• **YOUR ASSIGNMENT**: Output every record again so that it matches the original word for word.

++++ GIVEN RECORDS ++++

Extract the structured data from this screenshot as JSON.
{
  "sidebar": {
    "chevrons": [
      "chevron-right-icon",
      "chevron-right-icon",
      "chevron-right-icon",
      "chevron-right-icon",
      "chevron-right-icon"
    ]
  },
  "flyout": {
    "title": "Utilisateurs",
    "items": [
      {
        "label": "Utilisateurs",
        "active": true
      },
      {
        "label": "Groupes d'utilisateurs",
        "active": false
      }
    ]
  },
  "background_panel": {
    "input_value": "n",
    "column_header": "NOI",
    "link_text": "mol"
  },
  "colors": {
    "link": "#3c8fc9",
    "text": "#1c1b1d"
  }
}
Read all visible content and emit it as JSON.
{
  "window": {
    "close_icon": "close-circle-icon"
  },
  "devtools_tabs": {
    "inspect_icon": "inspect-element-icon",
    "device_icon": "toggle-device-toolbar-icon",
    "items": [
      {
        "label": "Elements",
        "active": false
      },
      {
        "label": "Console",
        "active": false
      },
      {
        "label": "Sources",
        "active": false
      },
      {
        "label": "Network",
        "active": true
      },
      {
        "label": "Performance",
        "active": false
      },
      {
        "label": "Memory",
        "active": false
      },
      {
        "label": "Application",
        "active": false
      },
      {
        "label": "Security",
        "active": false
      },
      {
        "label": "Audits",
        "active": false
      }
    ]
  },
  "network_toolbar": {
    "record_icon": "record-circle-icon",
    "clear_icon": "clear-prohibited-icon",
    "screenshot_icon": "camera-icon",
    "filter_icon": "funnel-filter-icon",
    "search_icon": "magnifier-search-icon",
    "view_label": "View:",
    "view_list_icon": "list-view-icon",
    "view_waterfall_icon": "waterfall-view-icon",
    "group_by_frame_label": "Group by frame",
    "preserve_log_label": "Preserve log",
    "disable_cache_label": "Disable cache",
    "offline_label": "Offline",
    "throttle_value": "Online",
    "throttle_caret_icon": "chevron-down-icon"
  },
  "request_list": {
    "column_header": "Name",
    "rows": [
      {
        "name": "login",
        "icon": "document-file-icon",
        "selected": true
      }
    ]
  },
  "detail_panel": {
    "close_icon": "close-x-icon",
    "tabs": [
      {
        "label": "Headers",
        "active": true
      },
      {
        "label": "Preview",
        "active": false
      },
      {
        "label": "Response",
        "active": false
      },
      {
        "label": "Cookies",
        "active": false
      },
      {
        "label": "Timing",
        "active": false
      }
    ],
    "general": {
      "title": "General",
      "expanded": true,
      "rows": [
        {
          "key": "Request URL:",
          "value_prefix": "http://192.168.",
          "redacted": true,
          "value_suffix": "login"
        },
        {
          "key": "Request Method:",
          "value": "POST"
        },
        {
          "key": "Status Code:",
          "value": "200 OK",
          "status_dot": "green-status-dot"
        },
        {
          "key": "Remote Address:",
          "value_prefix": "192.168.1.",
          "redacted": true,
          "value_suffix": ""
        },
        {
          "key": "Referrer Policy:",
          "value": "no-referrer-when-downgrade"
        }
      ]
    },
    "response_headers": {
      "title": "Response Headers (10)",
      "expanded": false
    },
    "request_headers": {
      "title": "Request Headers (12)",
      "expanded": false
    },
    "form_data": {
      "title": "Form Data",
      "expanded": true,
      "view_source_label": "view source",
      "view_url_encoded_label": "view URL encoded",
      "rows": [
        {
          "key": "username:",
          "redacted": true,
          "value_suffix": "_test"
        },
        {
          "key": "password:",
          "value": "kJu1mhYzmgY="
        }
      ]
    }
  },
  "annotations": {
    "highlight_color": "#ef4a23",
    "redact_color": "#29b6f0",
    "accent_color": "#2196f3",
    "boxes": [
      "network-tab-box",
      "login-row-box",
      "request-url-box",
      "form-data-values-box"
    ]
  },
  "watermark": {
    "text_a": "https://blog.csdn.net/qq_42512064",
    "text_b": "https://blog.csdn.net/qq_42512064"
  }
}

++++

• **REPLY**:
Extract the structured data from this screenshot as JSON.
{
  "sidebar": {
    "chevrons": [
      "chevron-right-icon",
      "chevron-right-icon",
      "chevron-right-icon",
      "chevron-right-icon",
      "chevron-right-icon"
    ]
  },
  "flyout": {
    "title": "Utilisateurs",
    "items": [
      {
        "label": "Utilisateurs",
        "active": true
      },
      {
        "label": "Groupes d'utilisateurs",
        "active": false
      }
    ]
  },
  "background_panel": {
    "input_value": "n",
    "column_header": "NOI",
    "link_text": "mol"
  },
  "colors": {
    "link": "#3c8fc9",
    "text": "#1c1b1d"
  }
}
Read all visible content and emit it as JSON.
{
  "window": {
    "close_icon": "close-circle-icon"
  },
  "devtools_tabs": {
    "inspect_icon": "inspect-element-icon",
    "device_icon": "toggle-device-toolbar-icon",
    "items": [
      {
        "label": "Elements",
        "active": false
      },
      {
        "label": "Console",
        "active": false
      },
      {
        "label": "Sources",
        "active": false
      },
      {
        "label": "Network",
        "active": true
      },
      {
        "label": "Performance",
        "active": false
      },
      {
        "label": "Memory",
        "active": false
      },
      {
        "label": "Application",
        "active": false
      },
      {
        "label": "Security",
        "active": false
      },
      {
        "label": "Audits",
        "active": false
      }
    ]
  },
  "network_toolbar": {
    "record_icon": "record-circle-icon",
    "clear_icon": "clear-prohibited-icon",
    "screenshot_icon": "camera-icon",
    "filter_icon": "funnel-filter-icon",
    "search_icon": "magnifier-search-icon",
    "view_label": "View:",
    "view_list_icon": "list-view-icon",
    "view_waterfall_icon": "waterfall-view-icon",
    "group_by_frame_label": "Group by frame",
    "preserve_log_label": "Preserve log",
    "disable_cache_label": "Disable cache",
    "offline_label": "Offline",
    "throttle_value": "Online",
    "throttle_caret_icon": "chevron-down-icon"
  },
  "request_list": {
    "column_header": "Name",
    "rows": [
      {
        "name": "login",
        "icon": "document-file-icon",
        "selected": true
      }
    ]
  },
  "detail_panel": {
    "close_icon": "close-x-icon",
    "tabs": [
      {
        "label": "Headers",
        "active": true
      },
      {
        "label": "Preview",
        "active": false
      },
      {
        "label": "Response",
        "active": false
      },
      {
        "label": "Cookies",
        "active": false
      },
      {
        "label": "Timing",
        "active": false
      }
    ],
    "general": {
      "title": "General",
      "expanded": true,
      "rows": [
        {
          "key": "Request URL:",
          "value_prefix": "http://192.168.",
          "redacted": true,
          "value_suffix": "login"
        },
        {
          "key": "Request Method:",
          "value": "POST"
        },
        {
          "key": "Status Code:",
          "value": "200 OK",
          "status_dot": "green-status-dot"
        },
        {
          "key": "Remote Address:",
          "value_prefix": "192.168.1.",
          "redacted": true,
          "value_suffix": ""
        },
        {
          "key": "Referrer Policy:",
          "value": "no-referrer-when-downgrade"
        }
      ]
    },
    "response_headers": {
      "title": "Response Headers (10)",
      "expanded": false
    },
    "request_headers": {
      "title": "Request Headers (12)",
      "expanded": false
    },
    "form_data": {
      "title": "Form Data",
      "expanded": true,
      "view_source_label": "view source",
      "view_url_encoded_label": "view URL encoded",
      "rows": [
        {
          "key": "username:",
          "redacted": true,
          "value_suffix": "_test"
        },
        {
          "key": "password:",
          "value": "kJu1mhYzmgY="
        }
      ]
    }
  },
  "annotations": {
    "highlight_color": "#ef4a23",
    "redact_color": "#29b6f0",
    "accent_color": "#2196f3",
    "boxes": [
      "network-tab-box",
      "login-row-box",
      "request-url-box",
      "form-data-values-box"
    ]
  },
  "watermark": {
    "text_a": "https://blog.csdn.net/qq_42512064",
    "text_b": "https://blog.csdn.net/qq_42512064"
  }
}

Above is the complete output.